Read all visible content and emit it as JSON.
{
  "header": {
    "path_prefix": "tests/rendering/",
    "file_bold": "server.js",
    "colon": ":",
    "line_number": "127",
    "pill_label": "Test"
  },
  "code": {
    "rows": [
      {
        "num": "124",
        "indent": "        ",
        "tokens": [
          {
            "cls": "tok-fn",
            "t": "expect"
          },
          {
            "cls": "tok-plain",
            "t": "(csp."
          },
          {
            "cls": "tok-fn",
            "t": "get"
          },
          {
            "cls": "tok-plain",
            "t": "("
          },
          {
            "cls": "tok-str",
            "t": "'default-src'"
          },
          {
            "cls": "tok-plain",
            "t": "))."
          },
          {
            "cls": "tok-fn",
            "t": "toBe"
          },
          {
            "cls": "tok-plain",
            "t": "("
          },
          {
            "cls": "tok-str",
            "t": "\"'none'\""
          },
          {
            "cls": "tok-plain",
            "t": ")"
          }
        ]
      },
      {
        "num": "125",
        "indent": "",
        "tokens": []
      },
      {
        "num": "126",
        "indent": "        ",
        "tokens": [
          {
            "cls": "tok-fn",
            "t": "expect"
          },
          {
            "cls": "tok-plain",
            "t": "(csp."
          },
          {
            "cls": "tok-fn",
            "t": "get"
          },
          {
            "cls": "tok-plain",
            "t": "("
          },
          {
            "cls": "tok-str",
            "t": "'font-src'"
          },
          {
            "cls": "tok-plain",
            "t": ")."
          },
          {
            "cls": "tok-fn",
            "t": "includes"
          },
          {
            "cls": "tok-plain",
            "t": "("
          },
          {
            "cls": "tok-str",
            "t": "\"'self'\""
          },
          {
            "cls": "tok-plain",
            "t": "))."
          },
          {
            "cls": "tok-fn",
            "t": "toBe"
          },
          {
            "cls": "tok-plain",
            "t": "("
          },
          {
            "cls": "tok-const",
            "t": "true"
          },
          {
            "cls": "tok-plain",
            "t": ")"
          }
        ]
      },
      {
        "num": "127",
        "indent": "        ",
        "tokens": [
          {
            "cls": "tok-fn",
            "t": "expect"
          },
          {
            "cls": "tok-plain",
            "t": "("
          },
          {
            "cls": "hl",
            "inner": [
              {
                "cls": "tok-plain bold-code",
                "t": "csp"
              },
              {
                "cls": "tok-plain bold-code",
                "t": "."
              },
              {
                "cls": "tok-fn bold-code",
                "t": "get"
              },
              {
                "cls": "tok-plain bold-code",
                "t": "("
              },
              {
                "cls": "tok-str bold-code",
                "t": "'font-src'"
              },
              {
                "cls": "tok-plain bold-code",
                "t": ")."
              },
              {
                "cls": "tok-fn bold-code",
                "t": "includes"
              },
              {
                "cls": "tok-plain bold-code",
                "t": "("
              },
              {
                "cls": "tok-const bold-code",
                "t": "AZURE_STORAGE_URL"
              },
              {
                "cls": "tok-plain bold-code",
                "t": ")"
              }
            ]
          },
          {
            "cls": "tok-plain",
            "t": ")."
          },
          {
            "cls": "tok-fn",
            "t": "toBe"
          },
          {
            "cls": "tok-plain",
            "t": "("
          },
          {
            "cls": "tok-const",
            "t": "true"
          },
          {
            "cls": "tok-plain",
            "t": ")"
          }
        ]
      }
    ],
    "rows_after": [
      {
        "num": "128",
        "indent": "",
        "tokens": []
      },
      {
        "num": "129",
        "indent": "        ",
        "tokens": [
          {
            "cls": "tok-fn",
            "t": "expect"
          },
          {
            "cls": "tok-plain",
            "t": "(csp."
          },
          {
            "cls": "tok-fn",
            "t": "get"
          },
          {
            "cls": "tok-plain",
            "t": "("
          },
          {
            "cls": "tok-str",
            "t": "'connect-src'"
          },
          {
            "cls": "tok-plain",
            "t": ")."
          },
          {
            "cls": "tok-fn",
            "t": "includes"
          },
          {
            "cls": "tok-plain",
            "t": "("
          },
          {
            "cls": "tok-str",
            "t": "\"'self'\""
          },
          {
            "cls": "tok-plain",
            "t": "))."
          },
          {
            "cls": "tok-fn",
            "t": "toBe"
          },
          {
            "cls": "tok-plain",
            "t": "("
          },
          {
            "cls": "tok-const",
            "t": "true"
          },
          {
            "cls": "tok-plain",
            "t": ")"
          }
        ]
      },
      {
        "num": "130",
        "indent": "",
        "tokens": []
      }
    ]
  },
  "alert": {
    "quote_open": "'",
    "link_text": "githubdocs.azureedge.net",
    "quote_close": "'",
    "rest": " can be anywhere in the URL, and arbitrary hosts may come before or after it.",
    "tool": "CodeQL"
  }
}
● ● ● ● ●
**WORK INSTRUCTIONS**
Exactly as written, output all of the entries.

**REPLY**
Read all visible content and emit it as JSON.
{
  "header": {
    "path_prefix": "tests/rendering/",
    "file_bold": "server.js",
    "colon": ":",
    "line_number": "127",
    "pill_label": "Test"
  },
  "code": {
    "rows": [
      {
        "num": "124",
        "indent": "        ",
        "tokens": [
          {
            "cls": "tok-fn",
            "t": "expect"
          },
          {
            "cls": "tok-plain",
            "t": "(csp."
          },
          {
            "cls": "tok-fn",
            "t": "get"
          },
          {
            "cls": "tok-plain",
            "t": "("
          },
          {
            "cls": "tok-str",
            "t": "'default-src'"
          },
          {
            "cls": "tok-plain",
            "t": "))."
          },
          {
            "cls": "tok-fn",
            "t": "toBe"
          },
          {
            "cls": "tok-plain",
            "t": "("
          },
          {
            "cls": "tok-str",
            "t": "\"'none'\""
          },
          {
            "cls": "tok-plain",
            "t": ")"
          }
        ]
      },
      {
        "num": "125",
        "indent": "",
        "tokens": []
      },
      {
        "num": "126",
        "indent": "        ",
        "tokens": [
          {
            "cls": "tok-fn",
            "t": "expect"
          },
          {
            "cls": "tok-plain",
            "t": "(csp."
          },
          {
            "cls": "tok-fn",
            "t": "get"
          },
          {
            "cls": "tok-plain",
            "t": "("
          },
          {
            "cls": "tok-str",
            "t": "'font-src'"
          },
          {
            "cls": "tok-plain",
            "t": ")."
          },
          {
            "cls": "tok-fn",
            "t": "includes"
          },
          {
            "cls": "tok-plain",
            "t": "("
          },
          {
            "cls": "tok-str",
            "t": "\"'self'\""
          },
          {
            "cls": "tok-plain",
            "t": "))."
          },
          {
            "cls": "tok-fn",
            "t": "toBe"
          },
          {
            "cls": "tok-plain",
            "t": "("
          },
          {
            "cls": "tok-const",
            "t": "true"
          },
          {
            "cls": "tok-plain",
            "t": ")"
          }
        ]
      },
      {
        "num": "127",
        "indent": "        ",
        "tokens": [
          {
            "cls": "tok-fn",
            "t": "expect"
          },
          {
            "cls": "tok-plain",
            "t": "("
          },
          {
            "cls": "hl",
            "inner": [
              {
                "cls": "tok-plain bold-code",
                "t": "csp"
              },
              {
                "cls": "tok-plain bold-code",
                "t": "."
              },
              {
                "cls": "tok-fn bold-code",
                "t": "get"
              },
              {
                "cls": "tok-plain bold-code",
                "t": "("
              },
              {
                "cls": "tok-str bold-code",
                "t": "'font-src'"
              },
              {
                "cls": "tok-plain bold-code",
                "t": ")."
              },
              {
                "cls": "tok-fn bold-code",
                "t": "includes"
              },
              {
                "cls": "tok-plain bold-code",
                "t": "("
              },
              {
                "cls": "tok-const bold-code",
                "t": "AZURE_STORAGE_URL"
              },
              {
                "cls": "tok-plain bold-code",
                "t": ")"
              }
            ]
          },
          {
            "cls": "tok-plain",
            "t": ")."
          },
          {
            "cls": "tok-fn",
            "t": "toBe"
          },
          {
            "cls": "tok-plain",
            "t": "("
          },
          {
            "cls": "tok-const",
            "t": "true"
          },
          {
            "cls": "tok-plain",
            "t": ")"
          }
        ]
      }
    ],
    "rows_after": [
      {
        "num": "128",
        "indent": "",
        "tokens": []
      },
      {
        "num": "129",
        "indent": "        ",
        "tokens": [
          {
            "cls": "tok-fn",
            "t": "expect"
          },
          {
            "cls": "tok-plain",
            "t": "(csp."
          },
          {
            "cls": "tok-fn",
            "t": "get"
          },
          {
            "cls": "tok-plain",
            "t": "("
          },
          {
            "cls": "tok-str",
            "t": "'connect-src'"
          },
          {
            "cls": "tok-plain",
            "t": ")."
          },
          {
            "cls": "tok-fn",
            "t": "includes"
          },
          {
            "cls": "tok-plain",
            "t": "("
          },
          {
            "cls": "tok-str",
            "t": "\"'self'\""
          },
          {
            "cls": "tok-plain",
            "t": "))."
          },
          {
            "cls": "tok-fn",
            "t": "toBe"
          },
          {
            "cls": "tok-plain",
            "t": "("
          },
          {
            "cls": "tok-const",
            "t": "true"
          },
          {
            "cls": "tok-plain",
            "t": ")"
          }
        ]
      },
      {
        "num": "130",
        "indent": "",
        "tokens": []
      }
    ]
  },
  "alert": {
    "quote_open": "'",
    "link_text": "githubdocs.azureedge.net",
    "quote_close": "'",
    "rest": " can be anywhere in the URL, and arbitrary hosts may come before or after it.",
    "tool": "CodeQL"
  }
}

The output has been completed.